> [WHAT TO DO]: A verbatim reproduction of every entry is the expected answer.

*** DATA SECTION Section Begins ***

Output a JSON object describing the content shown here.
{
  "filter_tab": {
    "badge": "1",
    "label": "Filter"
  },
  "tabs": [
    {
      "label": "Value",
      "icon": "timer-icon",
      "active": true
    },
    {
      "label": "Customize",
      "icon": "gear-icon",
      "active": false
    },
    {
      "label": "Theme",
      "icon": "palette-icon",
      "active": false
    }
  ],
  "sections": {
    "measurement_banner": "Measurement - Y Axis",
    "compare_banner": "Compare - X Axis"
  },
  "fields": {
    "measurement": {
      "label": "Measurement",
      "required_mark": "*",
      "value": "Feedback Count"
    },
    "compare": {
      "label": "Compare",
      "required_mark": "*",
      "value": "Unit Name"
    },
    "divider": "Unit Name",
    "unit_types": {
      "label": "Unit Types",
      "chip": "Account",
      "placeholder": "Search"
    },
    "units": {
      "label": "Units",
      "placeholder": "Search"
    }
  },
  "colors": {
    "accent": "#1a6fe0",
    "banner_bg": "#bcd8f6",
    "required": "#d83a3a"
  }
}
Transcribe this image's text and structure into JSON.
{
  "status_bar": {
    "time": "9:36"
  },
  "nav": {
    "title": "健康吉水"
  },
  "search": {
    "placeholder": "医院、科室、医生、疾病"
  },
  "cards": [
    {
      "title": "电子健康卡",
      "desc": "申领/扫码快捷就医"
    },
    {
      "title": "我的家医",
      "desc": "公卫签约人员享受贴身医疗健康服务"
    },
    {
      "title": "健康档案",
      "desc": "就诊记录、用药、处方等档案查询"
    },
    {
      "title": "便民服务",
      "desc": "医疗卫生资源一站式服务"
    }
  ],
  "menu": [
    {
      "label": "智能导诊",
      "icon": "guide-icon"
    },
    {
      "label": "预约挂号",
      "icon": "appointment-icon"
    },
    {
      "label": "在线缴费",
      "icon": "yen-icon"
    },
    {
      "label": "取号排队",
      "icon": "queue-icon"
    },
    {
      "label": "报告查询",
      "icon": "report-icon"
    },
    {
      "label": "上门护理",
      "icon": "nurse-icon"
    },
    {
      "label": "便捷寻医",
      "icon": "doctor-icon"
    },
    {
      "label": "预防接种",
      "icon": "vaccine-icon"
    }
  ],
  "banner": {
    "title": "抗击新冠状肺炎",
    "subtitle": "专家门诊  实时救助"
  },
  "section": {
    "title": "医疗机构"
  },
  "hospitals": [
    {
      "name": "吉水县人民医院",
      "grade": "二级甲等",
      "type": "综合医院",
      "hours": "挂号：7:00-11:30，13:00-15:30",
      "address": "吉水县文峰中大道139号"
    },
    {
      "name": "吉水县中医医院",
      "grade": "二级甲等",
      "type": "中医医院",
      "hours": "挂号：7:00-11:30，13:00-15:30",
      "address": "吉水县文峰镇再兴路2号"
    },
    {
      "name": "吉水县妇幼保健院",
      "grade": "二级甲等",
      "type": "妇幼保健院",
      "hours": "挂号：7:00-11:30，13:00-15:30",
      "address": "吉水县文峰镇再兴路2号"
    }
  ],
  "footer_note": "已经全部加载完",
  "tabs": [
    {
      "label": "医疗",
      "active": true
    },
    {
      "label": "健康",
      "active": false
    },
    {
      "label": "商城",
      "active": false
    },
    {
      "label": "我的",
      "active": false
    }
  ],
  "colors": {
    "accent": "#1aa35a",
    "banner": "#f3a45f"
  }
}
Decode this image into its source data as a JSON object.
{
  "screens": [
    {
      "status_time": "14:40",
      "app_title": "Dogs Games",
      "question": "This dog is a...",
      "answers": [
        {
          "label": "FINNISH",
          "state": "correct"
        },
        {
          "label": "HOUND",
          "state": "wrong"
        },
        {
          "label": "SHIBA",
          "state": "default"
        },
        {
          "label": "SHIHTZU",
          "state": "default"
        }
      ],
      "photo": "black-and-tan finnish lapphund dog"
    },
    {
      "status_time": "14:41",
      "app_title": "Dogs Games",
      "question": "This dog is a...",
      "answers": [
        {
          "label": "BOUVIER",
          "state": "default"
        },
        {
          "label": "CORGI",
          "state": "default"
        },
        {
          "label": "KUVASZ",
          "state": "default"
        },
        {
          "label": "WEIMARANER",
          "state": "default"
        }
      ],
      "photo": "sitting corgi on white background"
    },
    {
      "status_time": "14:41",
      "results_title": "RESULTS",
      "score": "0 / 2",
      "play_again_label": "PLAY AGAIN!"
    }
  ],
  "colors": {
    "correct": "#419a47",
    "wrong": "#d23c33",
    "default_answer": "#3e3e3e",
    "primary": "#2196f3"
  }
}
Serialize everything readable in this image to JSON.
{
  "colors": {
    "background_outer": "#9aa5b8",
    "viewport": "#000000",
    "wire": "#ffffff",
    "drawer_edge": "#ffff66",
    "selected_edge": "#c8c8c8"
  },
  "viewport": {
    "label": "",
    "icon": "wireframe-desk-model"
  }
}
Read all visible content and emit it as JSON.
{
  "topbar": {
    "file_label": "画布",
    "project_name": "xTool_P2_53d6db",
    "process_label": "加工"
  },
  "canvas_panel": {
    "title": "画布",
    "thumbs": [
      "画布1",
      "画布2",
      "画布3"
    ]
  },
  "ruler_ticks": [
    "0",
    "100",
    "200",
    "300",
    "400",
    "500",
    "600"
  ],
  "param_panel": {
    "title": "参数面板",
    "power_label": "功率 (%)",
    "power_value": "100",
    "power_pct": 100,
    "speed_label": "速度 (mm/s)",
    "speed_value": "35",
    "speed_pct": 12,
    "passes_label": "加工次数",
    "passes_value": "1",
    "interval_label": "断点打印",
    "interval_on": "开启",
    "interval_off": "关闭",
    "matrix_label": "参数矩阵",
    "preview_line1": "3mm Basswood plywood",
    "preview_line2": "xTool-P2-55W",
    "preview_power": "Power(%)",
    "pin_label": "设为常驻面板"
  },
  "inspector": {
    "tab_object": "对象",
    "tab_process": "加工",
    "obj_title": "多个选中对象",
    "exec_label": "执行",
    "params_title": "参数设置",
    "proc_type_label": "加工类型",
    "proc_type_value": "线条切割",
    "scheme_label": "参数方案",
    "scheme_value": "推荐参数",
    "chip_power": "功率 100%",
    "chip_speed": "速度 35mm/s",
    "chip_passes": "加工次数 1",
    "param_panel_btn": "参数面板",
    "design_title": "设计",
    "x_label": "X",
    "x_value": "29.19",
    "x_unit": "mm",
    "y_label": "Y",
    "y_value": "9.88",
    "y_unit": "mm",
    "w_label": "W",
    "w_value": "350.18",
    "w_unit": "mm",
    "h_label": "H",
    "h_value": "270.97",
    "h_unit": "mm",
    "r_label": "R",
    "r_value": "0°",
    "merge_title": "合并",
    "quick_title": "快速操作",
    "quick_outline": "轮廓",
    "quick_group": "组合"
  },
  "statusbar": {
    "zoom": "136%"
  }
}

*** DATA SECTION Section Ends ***

> [PROBLEM SOLUTION]:
Output a JSON object describing the content shown here.
{
  "filter_tab": {
    "badge": "1",
    "label": "Filter"
  },
  "tabs": [
    {
      "label": "Value",
      "icon": "timer-icon",
      "active": true
    },
    {
      "label": "Customize",
      "icon": "gear-icon",
      "active": false
    },
    {
      "label": "Theme",
      "icon": "palette-icon",
      "active": false
    }
  ],
  "sections": {
    "measurement_banner": "Measurement - Y Axis",
    "compare_banner": "Compare - X Axis"
  },
  "fields": {
    "measurement": {
      "label": "Measurement",
      "required_mark": "*",
      "value": "Feedback Count"
    },
    "compare": {
      "label": "Compare",
      "required_mark": "*",
      "value": "Unit Name"
    },
    "divider": "Unit Name",
    "unit_types": {
      "label": "Unit Types",
      "chip": "Account",
      "placeholder": "Search"
    },
    "units": {
      "label": "Units",
      "placeholder": "Search"
    }
  },
  "colors": {
    "accent": "#1a6fe0",
    "banner_bg": "#bcd8f6",
    "required": "#d83a3a"
  }
}
Transcribe this image's text and structure into JSON.
{
  "status_bar": {
    "time": "9:36"
  },
  "nav": {
    "title": "健康吉水"
  },
  "search": {
    "placeholder": "医院、科室、医生、疾病"
  },
  "cards": [
    {
      "title": "电子健康卡",
      "desc": "申领/扫码快捷就医"
    },
    {
      "title": "我的家医",
      "desc": "公卫签约人员享受贴身医疗健康服务"
    },
    {
      "title": "健康档案",
      "desc": "就诊记录、用药、处方等档案查询"
    },
    {
      "title": "便民服务",
      "desc": "医疗卫生资源一站式服务"
    }
  ],
  "menu": [
    {
      "label": "智能导诊",
      "icon": "guide-icon"
    },
    {
      "label": "预约挂号",
      "icon": "appointment-icon"
    },
    {
      "label": "在线缴费",
      "icon": "yen-icon"
    },
    {
      "label": "取号排队",
      "icon": "queue-icon"
    },
    {
      "label": "报告查询",
      "icon": "report-icon"
    },
    {
      "label": "上门护理",
      "icon": "nurse-icon"
    },
    {
      "label": "便捷寻医",
      "icon": "doctor-icon"
    },
    {
      "label": "预防接种",
      "icon": "vaccine-icon"
    }
  ],
  "banner": {
    "title": "抗击新冠状肺炎",
    "subtitle": "专家门诊  实时救助"
  },
  "section": {
    "title": "医疗机构"
  },
  "hospitals": [
    {
      "name": "吉水县人民医院",
      "grade": "二级甲等",
      "type": "综合医院",
      "hours": "挂号：7:00-11:30，13:00-15:30",
      "address": "吉水县文峰中大道139号"
    },
    {
      "name": "吉水县中医医院",
      "grade": "二级甲等",
      "type": "中医医院",
      "hours": "挂号：7:00-11:30，13:00-15:30",
      "address": "吉水县文峰镇再兴路2号"
    },
    {
      "name": "吉水县妇幼保健院",
      "grade": "二级甲等",
      "type": "妇幼保健院",
      "hours": "挂号：7:00-11:30，13:00-15:30",
      "address": "吉水县文峰镇再兴路2号"
    }
  ],
  "footer_note": "已经全部加载完",
  "tabs": [
    {
      "label": "医疗",
      "active": true
    },
    {
      "label": "健康",
      "active": false
    },
    {
      "label": "商城",
      "active": false
    },
    {
      "label": "我的",
      "active": false
    }
  ],
  "colors": {
    "accent": "#1aa35a",
    "banner": "#f3a45f"
  }
}
Decode this image into its source data as a JSON object.
{
  "screens": [
    {
      "status_time": "14:40",
      "app_title": "Dogs Games",
      "question": "This dog is a...",
      "answers": [
        {
          "label": "FINNISH",
          "state": "correct"
        },
        {
          "label": "HOUND",
          "state": "wrong"
        },
        {
          "label": "SHIBA",
          "state": "default"
        },
        {
          "label": "SHIHTZU",
          "state": "default"
        }
      ],
      "photo": "black-and-tan finnish lapphund dog"
    },
    {
      "status_time": "14:41",
      "app_title": "Dogs Games",
      "question": "This dog is a...",
      "answers": [
        {
          "label": "BOUVIER",
          "state": "default"
        },
        {
          "label": "CORGI",
          "state": "default"
        },
        {
          "label": "KUVASZ",
          "state": "default"
        },
        {
          "label": "WEIMARANER",
          "state": "default"
        }
      ],
      "photo": "sitting corgi on white background"
    },
    {
      "status_time": "14:41",
      "results_title": "RESULTS",
      "score": "0 / 2",
      "play_again_label": "PLAY AGAIN!"
    }
  ],
  "colors": {
    "correct": "#419a47",
    "wrong": "#d23c33",
    "default_answer": "#3e3e3e",
    "primary": "#2196f3"
  }
}
Serialize everything readable in this image to JSON.
{
  "colors": {
    "background_outer": "#9aa5b8",
    "viewport": "#000000",
    "wire": "#ffffff",
    "drawer_edge": "#ffff66",
    "selected_edge": "#c8c8c8"
  },
  "viewport": {
    "label": "",
    "icon": "wireframe-desk-model"
  }
}
Read all visible content and emit it as JSON.
{
  "topbar": {
    "file_label": "画布",
    "project_name": "xTool_P2_53d6db",
    "process_label": "加工"
  },
  "canvas_panel": {
    "title": "画布",
    "thumbs": [
      "画布1",
      "画布2",
      "画布3"
    ]
  },
  "ruler_ticks": [
    "0",
    "100",
    "200",
    "300",
    "400",
    "500",
    "600"
  ],
  "param_panel": {
    "title": "参数面板",
    "power_label": "功率 (%)",
    "power_value": "100",
    "power_pct": 100,
    "speed_label": "速度 (mm/s)",
    "speed_value": "35",
    "speed_pct": 12,
    "passes_label": "加工次数",
    "passes_value": "1",
    "interval_label": "断点打印",
    "interval_on": "开启",
    "interval_off": "关闭",
    "matrix_label": "参数矩阵",
    "preview_line1": "3mm Basswood plywood",
    "preview_line2": "xTool-P2-55W",
    "preview_power": "Power(%)",
    "pin_label": "设为常驻面板"
  },
  "inspector": {
    "tab_object": "对象",
    "tab_process": "加工",
    "obj_title": "多个选中对象",
    "exec_label": "执行",
    "params_title": "参数设置",
    "proc_type_label": "加工类型",
    "proc_type_value": "线条切割",
    "scheme_label": "参数方案",
    "scheme_value": "推荐参数",
    "chip_power": "功率 100%",
    "chip_speed": "速度 35mm/s",
    "chip_passes": "加工次数 1",
    "param_panel_btn": "参数面板",
    "design_title": "设计",
    "x_label": "X",
    "x_value": "29.19",
    "x_unit": "mm",
    "y_label": "Y",
    "y_value": "9.88",
    "y_unit": "mm",
    "w_label": "W",
    "w_value": "350.18",
    "w_unit": "mm",
    "h_label": "H",
    "h_value": "270.97",
    "h_unit": "mm",
    "r_label": "R",
    "r_value": "0°",
    "merge_title": "合并",
    "quick_title": "快速操作",
    "quick_outline": "轮廓",
    "quick_group": "组合"
  },
  "statusbar": {
    "zoom": "136%"
  }
}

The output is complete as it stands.